Pop culture has celebrated synesthetic minds for centuries. Synesthetic musicians, writers, artists and even scientists have produced a body of work that still inspires. Indeed, synesthetes often gravitate towards the arts. Eduardo is a Canadian violinist who has synesthesia. He’s, in fact, so obsessed with it that he even went on to do a doctoral thesis on the subject. Eduardo has also authored a children’s book meant to encourage latent creativity, and synesthesia, in children.

Litsa, a British violinist, sees splashes of paint when she hears music. For her, the note G is green; she can’t separate the two. She considers synesthesia to be a fundamental part of her vocation. Samara echoes the sentiment. A talented cellist from London, Samara can’t quite quantify the effect of synesthesia on her music, for she has never known a life without it. Like most synesthetes, the discovery of synesthesia for Samara was really the realisation that other people didn’t experience the world the way she did.

Eduardo, Litsa and Samara got together to make music guided by their synesthesia. They were invited by Maruti NEXA to interpret their new automotive colour - NEXA Blue. The signature shade represents the brand’s spirit of innovation and draws on the legacy of blue as the colour that has inspired innovation and creativity in art, science and culture for centuries.

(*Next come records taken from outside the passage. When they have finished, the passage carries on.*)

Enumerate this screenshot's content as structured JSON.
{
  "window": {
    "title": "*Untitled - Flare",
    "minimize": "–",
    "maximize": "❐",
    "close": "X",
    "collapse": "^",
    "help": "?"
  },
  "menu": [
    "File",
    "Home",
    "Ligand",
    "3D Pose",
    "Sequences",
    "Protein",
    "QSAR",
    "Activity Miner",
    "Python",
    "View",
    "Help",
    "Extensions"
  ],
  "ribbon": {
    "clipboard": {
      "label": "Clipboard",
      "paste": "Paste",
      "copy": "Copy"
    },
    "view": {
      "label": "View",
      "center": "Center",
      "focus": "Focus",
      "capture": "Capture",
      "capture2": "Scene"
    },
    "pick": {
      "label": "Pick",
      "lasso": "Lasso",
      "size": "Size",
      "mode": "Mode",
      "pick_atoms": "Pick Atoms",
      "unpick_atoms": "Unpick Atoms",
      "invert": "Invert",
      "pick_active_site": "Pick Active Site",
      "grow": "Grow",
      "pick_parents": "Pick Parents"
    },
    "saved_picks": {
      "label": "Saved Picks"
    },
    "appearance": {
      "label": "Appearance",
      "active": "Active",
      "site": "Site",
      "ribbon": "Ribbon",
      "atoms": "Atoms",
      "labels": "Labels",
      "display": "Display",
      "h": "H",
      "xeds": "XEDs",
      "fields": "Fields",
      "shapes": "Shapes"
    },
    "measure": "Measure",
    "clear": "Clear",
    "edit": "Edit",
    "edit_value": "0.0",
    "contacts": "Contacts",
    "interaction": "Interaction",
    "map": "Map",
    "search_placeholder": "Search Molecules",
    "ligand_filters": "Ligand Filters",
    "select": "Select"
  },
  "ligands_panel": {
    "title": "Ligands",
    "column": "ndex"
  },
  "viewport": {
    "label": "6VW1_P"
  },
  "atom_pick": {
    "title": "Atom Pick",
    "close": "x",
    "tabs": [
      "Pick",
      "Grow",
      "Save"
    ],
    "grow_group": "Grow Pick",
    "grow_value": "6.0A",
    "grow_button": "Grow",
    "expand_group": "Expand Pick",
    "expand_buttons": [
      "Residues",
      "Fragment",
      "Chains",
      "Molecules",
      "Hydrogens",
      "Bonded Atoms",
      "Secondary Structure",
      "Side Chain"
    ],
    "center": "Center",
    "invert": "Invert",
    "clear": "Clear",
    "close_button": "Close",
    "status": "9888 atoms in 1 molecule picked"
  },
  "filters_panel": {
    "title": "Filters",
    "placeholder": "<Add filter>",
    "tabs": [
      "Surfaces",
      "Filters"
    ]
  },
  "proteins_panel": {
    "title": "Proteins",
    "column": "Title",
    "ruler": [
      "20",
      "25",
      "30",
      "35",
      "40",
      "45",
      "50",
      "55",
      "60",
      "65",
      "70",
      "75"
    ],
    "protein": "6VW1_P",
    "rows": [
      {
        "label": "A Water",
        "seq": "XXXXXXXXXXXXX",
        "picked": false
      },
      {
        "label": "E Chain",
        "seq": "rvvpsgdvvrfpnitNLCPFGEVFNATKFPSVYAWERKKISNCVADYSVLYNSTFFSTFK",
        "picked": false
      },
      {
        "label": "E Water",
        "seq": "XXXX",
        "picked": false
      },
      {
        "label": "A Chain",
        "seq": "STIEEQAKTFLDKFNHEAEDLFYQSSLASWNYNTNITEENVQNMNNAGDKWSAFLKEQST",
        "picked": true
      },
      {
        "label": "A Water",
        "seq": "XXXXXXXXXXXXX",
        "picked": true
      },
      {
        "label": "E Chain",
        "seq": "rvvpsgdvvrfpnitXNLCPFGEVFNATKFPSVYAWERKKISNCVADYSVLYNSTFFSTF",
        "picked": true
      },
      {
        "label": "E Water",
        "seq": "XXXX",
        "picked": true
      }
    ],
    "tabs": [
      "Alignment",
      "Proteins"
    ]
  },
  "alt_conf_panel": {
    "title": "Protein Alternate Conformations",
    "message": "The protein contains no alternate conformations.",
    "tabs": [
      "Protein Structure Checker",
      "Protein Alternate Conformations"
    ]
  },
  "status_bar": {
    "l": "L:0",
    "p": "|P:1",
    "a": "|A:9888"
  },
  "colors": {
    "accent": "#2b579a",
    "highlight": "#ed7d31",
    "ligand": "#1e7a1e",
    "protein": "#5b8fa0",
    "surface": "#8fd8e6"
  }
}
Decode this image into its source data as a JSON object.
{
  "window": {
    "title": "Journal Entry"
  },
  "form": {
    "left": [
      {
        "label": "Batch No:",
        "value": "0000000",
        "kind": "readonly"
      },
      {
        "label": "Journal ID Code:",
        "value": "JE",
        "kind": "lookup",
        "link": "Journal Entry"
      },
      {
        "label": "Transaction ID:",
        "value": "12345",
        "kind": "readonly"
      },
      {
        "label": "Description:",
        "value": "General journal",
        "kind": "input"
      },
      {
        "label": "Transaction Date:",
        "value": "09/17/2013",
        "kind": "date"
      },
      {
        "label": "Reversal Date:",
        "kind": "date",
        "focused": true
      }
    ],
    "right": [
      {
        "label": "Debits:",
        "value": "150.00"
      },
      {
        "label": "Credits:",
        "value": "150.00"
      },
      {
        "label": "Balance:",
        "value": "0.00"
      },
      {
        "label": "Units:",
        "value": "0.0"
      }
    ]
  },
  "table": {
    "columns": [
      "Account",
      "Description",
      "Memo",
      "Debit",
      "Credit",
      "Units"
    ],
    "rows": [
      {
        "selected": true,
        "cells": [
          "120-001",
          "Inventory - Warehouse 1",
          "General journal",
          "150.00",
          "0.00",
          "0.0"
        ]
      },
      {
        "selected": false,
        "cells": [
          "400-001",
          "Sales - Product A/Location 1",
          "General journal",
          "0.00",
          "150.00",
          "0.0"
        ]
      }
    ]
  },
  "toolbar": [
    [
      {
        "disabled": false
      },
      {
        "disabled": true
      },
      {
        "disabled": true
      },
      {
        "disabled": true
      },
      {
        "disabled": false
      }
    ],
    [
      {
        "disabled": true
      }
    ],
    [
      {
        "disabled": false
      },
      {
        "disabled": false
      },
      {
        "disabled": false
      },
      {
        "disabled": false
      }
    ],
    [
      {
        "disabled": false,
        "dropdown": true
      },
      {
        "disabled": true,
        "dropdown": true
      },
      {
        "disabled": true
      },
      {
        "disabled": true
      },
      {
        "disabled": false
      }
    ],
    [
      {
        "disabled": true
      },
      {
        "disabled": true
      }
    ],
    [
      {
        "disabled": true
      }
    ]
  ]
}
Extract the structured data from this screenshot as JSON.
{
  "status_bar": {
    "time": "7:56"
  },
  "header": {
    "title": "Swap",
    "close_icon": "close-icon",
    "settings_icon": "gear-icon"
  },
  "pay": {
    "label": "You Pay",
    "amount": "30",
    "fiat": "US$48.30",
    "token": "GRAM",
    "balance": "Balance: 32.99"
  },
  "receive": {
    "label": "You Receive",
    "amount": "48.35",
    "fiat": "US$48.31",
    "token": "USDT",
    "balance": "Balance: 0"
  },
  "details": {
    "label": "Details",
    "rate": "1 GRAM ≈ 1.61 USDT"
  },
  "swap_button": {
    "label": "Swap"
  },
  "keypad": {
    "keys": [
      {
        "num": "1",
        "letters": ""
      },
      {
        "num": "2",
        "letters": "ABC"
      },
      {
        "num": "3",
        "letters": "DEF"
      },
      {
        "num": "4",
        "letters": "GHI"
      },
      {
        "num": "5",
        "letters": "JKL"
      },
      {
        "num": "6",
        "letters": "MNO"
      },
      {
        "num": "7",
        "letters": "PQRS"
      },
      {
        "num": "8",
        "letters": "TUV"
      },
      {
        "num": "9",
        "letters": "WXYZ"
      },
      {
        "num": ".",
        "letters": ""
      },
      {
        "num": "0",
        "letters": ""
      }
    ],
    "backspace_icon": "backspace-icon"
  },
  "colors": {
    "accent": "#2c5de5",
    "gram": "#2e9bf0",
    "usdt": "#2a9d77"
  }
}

Each musician, like a true synesthete, came up with a different note to represent the colour. NEXA roped in Indraneel, a composer, to tie these notes together into a harmonious composition. The video below shows how Sound of NEXA Blue was conceived.

Play

You can watch Eduardo, Litsa and Samara play the entire Sound of NEXA Blue composition in the video below.

Play

To know more about NEXA Blue and how the brand constantly strives to bring something exclusive and innovative to its customers, click here.

This article was produced by the Scroll marketing team on behalf of NEXA and not by the Scroll editorial team.